[Recorded data]
%%
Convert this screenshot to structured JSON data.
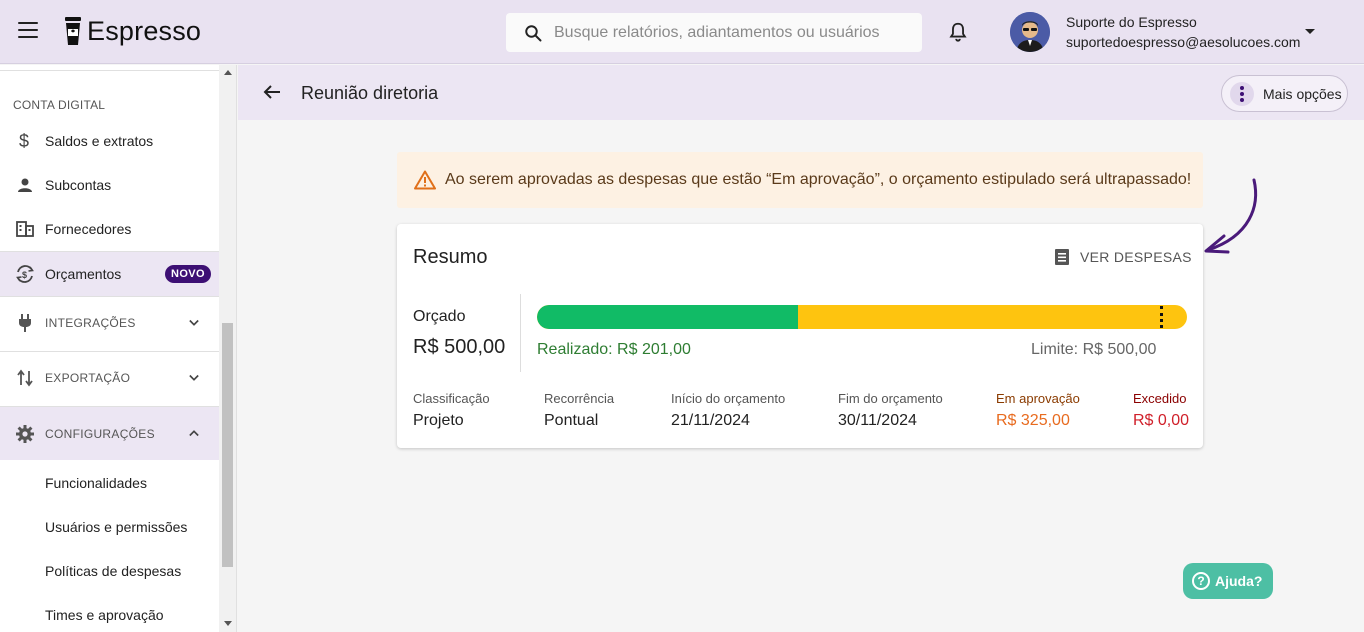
{
  "app": {
    "name": "Espresso"
  },
  "search": {
    "placeholder": "Busque relatórios, adiantamentos ou usuários"
  },
  "user": {
    "name": "Suporte do Espresso",
    "email": "suportedoespresso@aesolucoes.com"
  },
  "sidebar": {
    "section_label": "CONTA DIGITAL",
    "items": [
      {
        "label": "Saldos e extratos",
        "icon": "dollar-icon"
      },
      {
        "label": "Subcontas",
        "icon": "person-icon"
      },
      {
        "label": "Fornecedores",
        "icon": "building-icon"
      },
      {
        "label": "Orçamentos",
        "icon": "budget-icon",
        "badge": "NOVO"
      },
      {
        "label": "INTEGRAÇÕES",
        "icon": "plug-icon"
      },
      {
        "label": "EXPORTAÇÃO",
        "icon": "sort-arrows-icon"
      },
      {
        "label": "CONFIGURAÇÕES",
        "icon": "gear-icon"
      }
    ],
    "sub_items": [
      {
        "label": "Funcionalidades"
      },
      {
        "label": "Usuários e permissões"
      },
      {
        "label": "Políticas de despesas"
      },
      {
        "label": "Times e aprovação"
      }
    ]
  },
  "page": {
    "title": "Reunião diretoria",
    "more_options_label": "Mais opções"
  },
  "alert": {
    "text": "Ao serem aprovadas as despesas que estão “Em aprovação”, o orçamento estipulado será ultrapassado!"
  },
  "summary": {
    "title": "Resumo",
    "ver_despesas_label": "VER DESPESAS",
    "orcado_label": "Orçado",
    "orcado_value": "R$ 500,00",
    "realizado_text": "Realizado: R$ 201,00",
    "limite_text": "Limite: R$ 500,00",
    "progress": {
      "realizado_fraction": 0.402,
      "limit_fraction": 0.958
    },
    "colors": {
      "realizado": "#11bb66",
      "em_aprovacao": "#fec40f",
      "badge": "#3d0f74",
      "help": "#4dbfa4"
    },
    "stats": [
      {
        "label": "Classificação",
        "value": "Projeto"
      },
      {
        "label": "Recorrência",
        "value": "Pontual"
      },
      {
        "label": "Início do orçamento",
        "value": "21/11/2024"
      },
      {
        "label": "Fim do orçamento",
        "value": "30/11/2024"
      },
      {
        "label": "Em aprovação",
        "value": "R$ 325,00"
      },
      {
        "label": "Excedido",
        "value": "R$ 0,00"
      }
    ]
  },
  "help": {
    "label": "Ajuda?"
  }
}
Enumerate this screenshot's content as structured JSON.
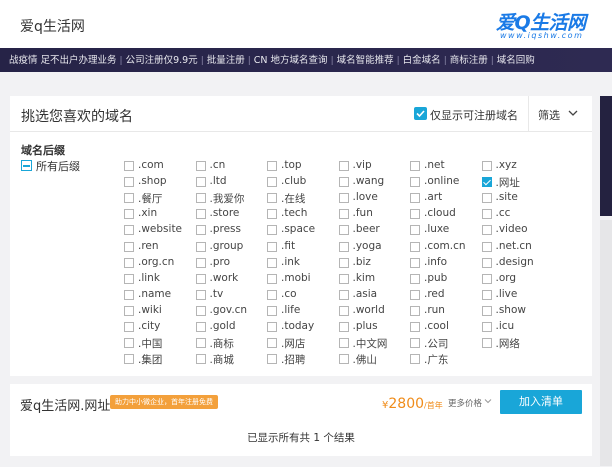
{
  "search": {
    "text": "爱q生活网"
  },
  "logo": {
    "main": "爱Q生活网",
    "sub": "www.iqshw.com"
  },
  "nav": {
    "items": [
      "战疫情 足不出户办理业务",
      "公司注册仅9.9元",
      "批量注册",
      "CN 地方域名查询",
      "域名智能推荐",
      "白金域名",
      "商标注册",
      "域名回购"
    ]
  },
  "panel": {
    "title": "挑选您喜欢的域名",
    "only_registrable": "仅显示可注册域名",
    "filter": "筛选"
  },
  "suffix": {
    "title": "域名后缀",
    "all_label": "所有后缀",
    "rows": [
      [
        ".com",
        ".cn",
        ".top",
        ".vip",
        ".net",
        ".xyz"
      ],
      [
        ".shop",
        ".ltd",
        ".club",
        ".wang",
        ".online",
        ".网址"
      ],
      [
        ".餐厅",
        ".我爱你",
        ".在线",
        ".love",
        ".art",
        ".site"
      ],
      [
        ".xin",
        ".store",
        ".tech",
        ".fun",
        ".cloud",
        ".cc"
      ],
      [
        ".website",
        ".press",
        ".space",
        ".beer",
        ".luxe",
        ".video"
      ],
      [
        ".ren",
        ".group",
        ".fit",
        ".yoga",
        ".com.cn",
        ".net.cn"
      ],
      [
        ".org.cn",
        ".pro",
        ".ink",
        ".biz",
        ".info",
        ".design"
      ],
      [
        ".link",
        ".work",
        ".mobi",
        ".kim",
        ".pub",
        ".org"
      ],
      [
        ".name",
        ".tv",
        ".co",
        ".asia",
        ".red",
        ".live"
      ],
      [
        ".wiki",
        ".gov.cn",
        ".life",
        ".world",
        ".run",
        ".show"
      ],
      [
        ".city",
        ".gold",
        ".today",
        ".plus",
        ".cool",
        ".icu"
      ],
      [
        ".中国",
        ".商标",
        ".网店",
        ".中文网",
        ".公司",
        ".网络"
      ],
      [
        ".集团",
        ".商城",
        ".招聘",
        ".佛山",
        ".广东",
        ""
      ]
    ],
    "checked": ".网址"
  },
  "result": {
    "domain": "爱q生活网.网址",
    "promo": "助力中小微企业，首年注册免费",
    "price_symbol": "¥",
    "price": "2800",
    "price_unit": "/首年",
    "more_price": "更多价格",
    "add_button": "加入清单"
  },
  "footer": {
    "text": "已显示所有共 1 个结果"
  },
  "colors": {
    "accent": "#19a6d8",
    "nav_bg": "#262347",
    "price": "#f08c1a",
    "promo": "#f3a03b"
  }
}
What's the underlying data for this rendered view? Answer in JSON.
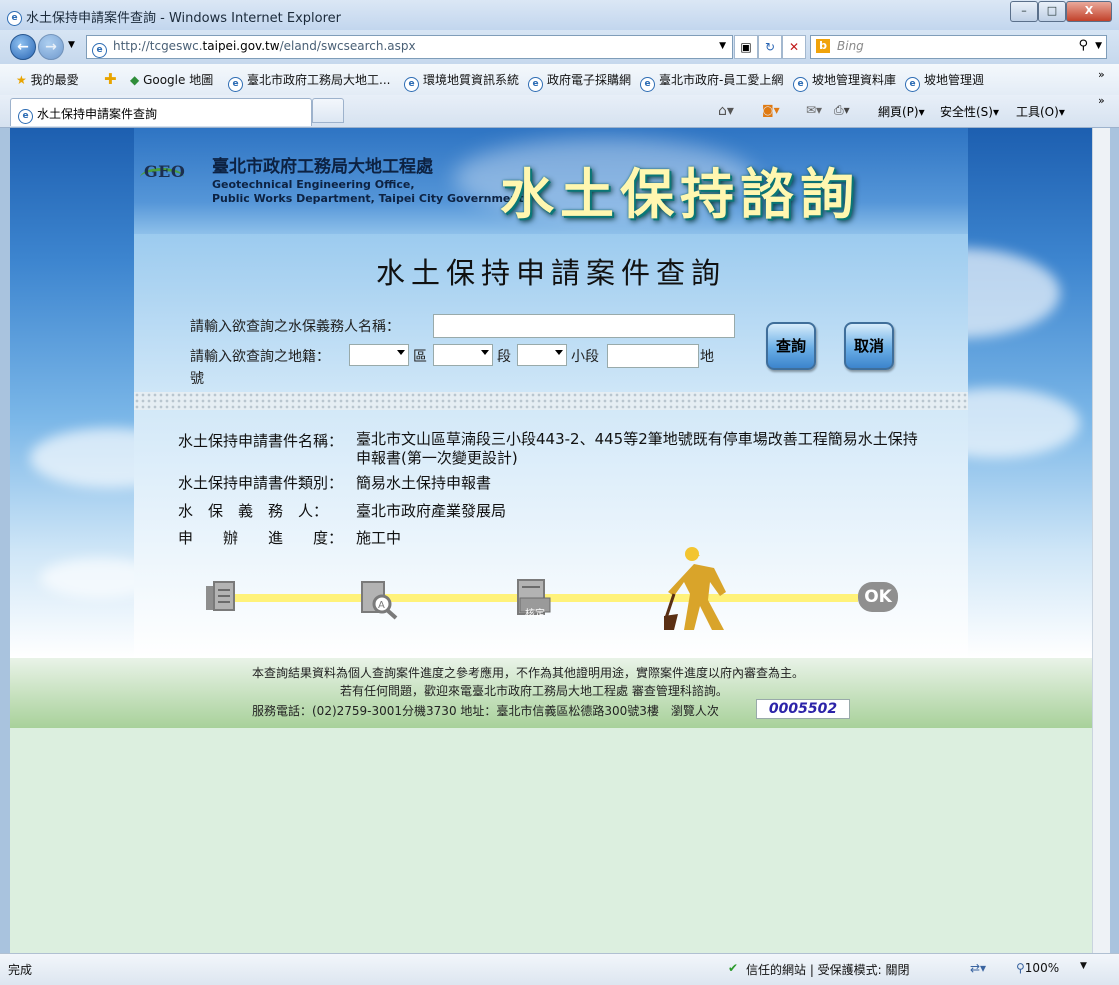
{
  "window": {
    "title": "水土保持申請案件查詢 - Windows Internet Explorer",
    "min_label": "–",
    "max_label": "□",
    "close_label": "X"
  },
  "nav": {
    "url_prefix": "http://tcgeswc.",
    "url_host": "taipei.gov.tw",
    "url_path": "/eland/swcsearch.aspx",
    "search_placeholder": "Bing"
  },
  "favorites": {
    "label": "我的最愛",
    "items": [
      "Google 地圖",
      "臺北市政府工務局大地工...",
      "環境地質資訊系統",
      "政府電子採購網",
      "臺北市政府-員工愛上網",
      "坡地管理資料庫",
      "坡地管理週"
    ]
  },
  "tab": {
    "label": "水土保持申請案件查詢"
  },
  "commands": {
    "page": "網頁(P)",
    "safety": "安全性(S)",
    "tools": "工具(O)"
  },
  "header": {
    "logo_text": "GEO",
    "org_cn": "臺北市政府工務局大地工程處",
    "org_en_1": "Geotechnical Engineering Office,",
    "org_en_2": "Public Works Department, Taipei City Government",
    "banner_title": "水土保持諮詢"
  },
  "form": {
    "page_title": "水土保持申請案件查詢",
    "name_label": "請輸入欲查詢之水保義務人名稱：",
    "name_value": "",
    "land_label": "請輸入欲查詢之地籍：",
    "district_unit": "區",
    "section_unit": "段",
    "subsection_unit": "小段",
    "lot_unit_1": "地",
    "lot_unit_2": "號",
    "search_button": "查詢",
    "cancel_button": "取消"
  },
  "result": {
    "name_label": "水土保持申請書件名稱：",
    "name_value": "臺北市文山區草湳段三小段443-2、445等2筆地號既有停車場改善工程簡易水土保持申報書(第一次變更設計)",
    "type_label": "水土保持申請書件類別：",
    "type_value": "簡易水土保持申報書",
    "obligor_label": "水　保　義　務　人：",
    "obligor_value": "臺北市政府產業發展局",
    "progress_label": "申　　辦　　進　　度：",
    "progress_value": "施工中"
  },
  "progress": {
    "steps": [
      "document-icon",
      "review-icon",
      "approve-icon",
      "construction-icon",
      "ok-icon"
    ],
    "approve_text": "核定",
    "ok_text": "OK",
    "current_step": 4,
    "total_steps": 5
  },
  "footer": {
    "line1": "本查詢結果資料為個人查詢案件進度之參考應用，不作為其他證明用途，實際案件進度以府內審查為主。",
    "line2": "若有任何問題，歡迎來電臺北市政府工務局大地工程處 審查管理科諮詢。",
    "line3": "服務電話：(02)2759-3001分機3730 地址：臺北市信義區松德路300號3樓　瀏覽人次",
    "counter": "0005502"
  },
  "status": {
    "left": "完成",
    "zone": "信任的網站 | 受保護模式: 關閉",
    "zoom": "100%"
  },
  "colors": {
    "accent": "#1d5fb0",
    "banner_text": "#fff7b0",
    "progress": "#fff27a",
    "counter": "#2c23a8"
  }
}
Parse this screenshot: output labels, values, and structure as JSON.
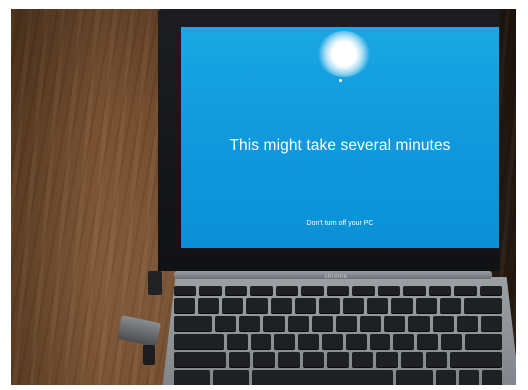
{
  "screen": {
    "title": "This might take several minutes",
    "subtitle": "Don't turn off your PC"
  },
  "laptop": {
    "brand": "chrome"
  },
  "colors": {
    "screen_blue": "#0f98dc",
    "bezel": "#111214",
    "wood": "#6b4529"
  }
}
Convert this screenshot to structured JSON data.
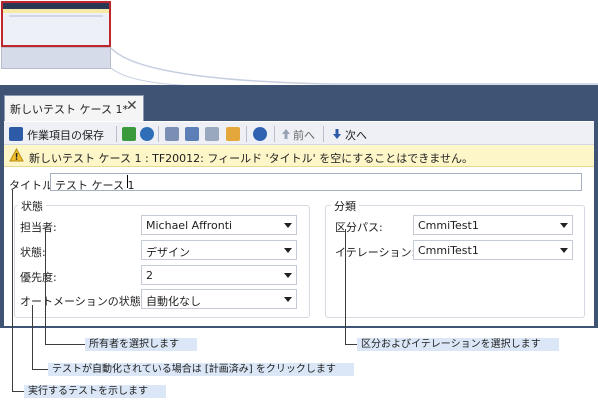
{
  "tab": {
    "title": "新しいテスト ケース 1*",
    "close_glyph": "✕"
  },
  "toolbar": {
    "save_label": "作業項目の保存",
    "prev_label": "前へ",
    "next_label": "次へ",
    "icons": [
      "save-icon",
      "refresh-icon",
      "undo-icon",
      "link-icon",
      "copy-icon",
      "new-item-icon",
      "check-icon",
      "help-icon",
      "up-arrow-icon",
      "down-arrow-icon"
    ]
  },
  "warning": {
    "message": "新しいテスト ケース 1 : TF20012: フィールド 'タイトル' を空にすることはできません。",
    "icon": "warning-icon"
  },
  "title_field": {
    "label": "タイトル:",
    "value": "テスト ケース 1"
  },
  "status_group": {
    "title": "状態",
    "fields": [
      {
        "label": "担当者:",
        "value": "Michael Affronti"
      },
      {
        "label": "状態:",
        "value": "デザイン"
      },
      {
        "label": "優先度:",
        "value": "2"
      },
      {
        "label": "オートメーションの状態:",
        "value": "自動化なし"
      }
    ]
  },
  "classification_group": {
    "title": "分類",
    "fields": [
      {
        "label": "区分パス:",
        "value": "CmmiTest1"
      },
      {
        "label": "イテレーション:",
        "value": "CmmiTest1"
      }
    ]
  },
  "callouts": {
    "owner": "所有者を選択します",
    "area": "区分およびイテレーションを選択します",
    "automated": "テストが自動化されている場合は [計画済み] をクリックします",
    "shows": "実行するテストを示します"
  },
  "colors": {
    "window": "#3f5375",
    "highlight": "#c0262b",
    "warning_bg": "#fdf6c8",
    "callout_bg": "#dbe7f7"
  }
}
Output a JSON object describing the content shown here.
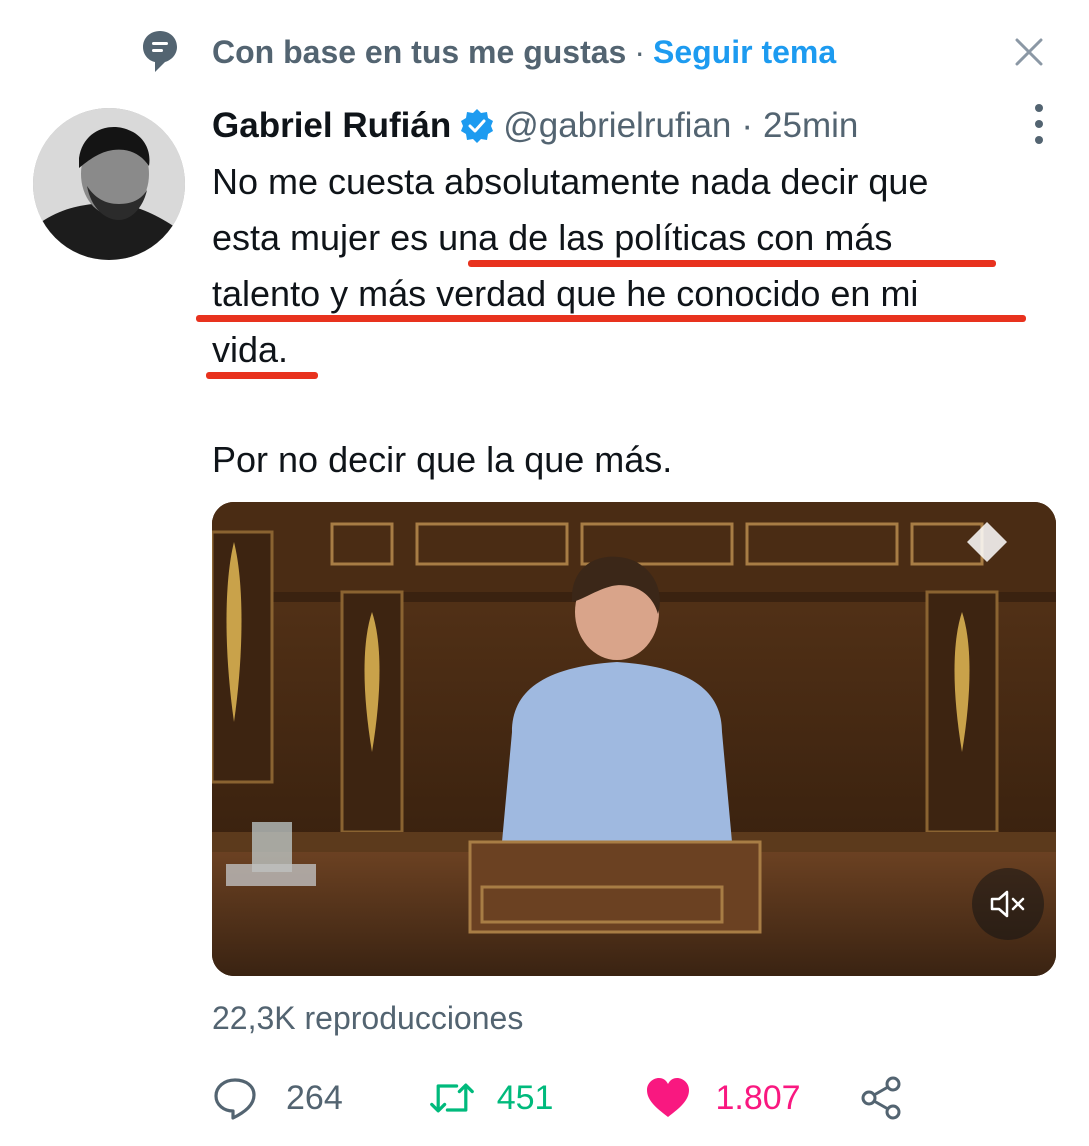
{
  "topic": {
    "context_text": "Con base en tus me gustas",
    "separator": "·",
    "follow_label": "Seguir tema"
  },
  "tweet": {
    "author_name": "Gabriel Rufián",
    "handle": "@gabrielrufian",
    "separator": "·",
    "time": "25min",
    "text_lines": [
      "No me cuesta absolutamente nada decir que",
      "esta mujer es una de las políticas con más",
      "talento y más verdad que he conocido en mi",
      "vida.",
      "Por no decir que la que más."
    ],
    "views": "22,3K reproducciones"
  },
  "actions": {
    "replies": "264",
    "retweets": "451",
    "likes": "1.807"
  },
  "colors": {
    "accent": "#1d9bf0",
    "secondary_text": "#536471",
    "retweet": "#00ba7c",
    "like": "#f91880",
    "annotation_underline": "#e8321e"
  },
  "icons": [
    "topic-icon",
    "close-icon",
    "verified-icon",
    "more-icon",
    "mute-icon",
    "reply-icon",
    "retweet-icon",
    "like-icon",
    "share-icon"
  ]
}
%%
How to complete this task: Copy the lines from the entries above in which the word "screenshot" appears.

Response:
Convert this screenshot to structured JSON data.
Enumerate this screenshot's content as structured JSON.
Parse this screenshot: output labels, values, and structure as JSON.
Convert this screenshot to structured JSON data.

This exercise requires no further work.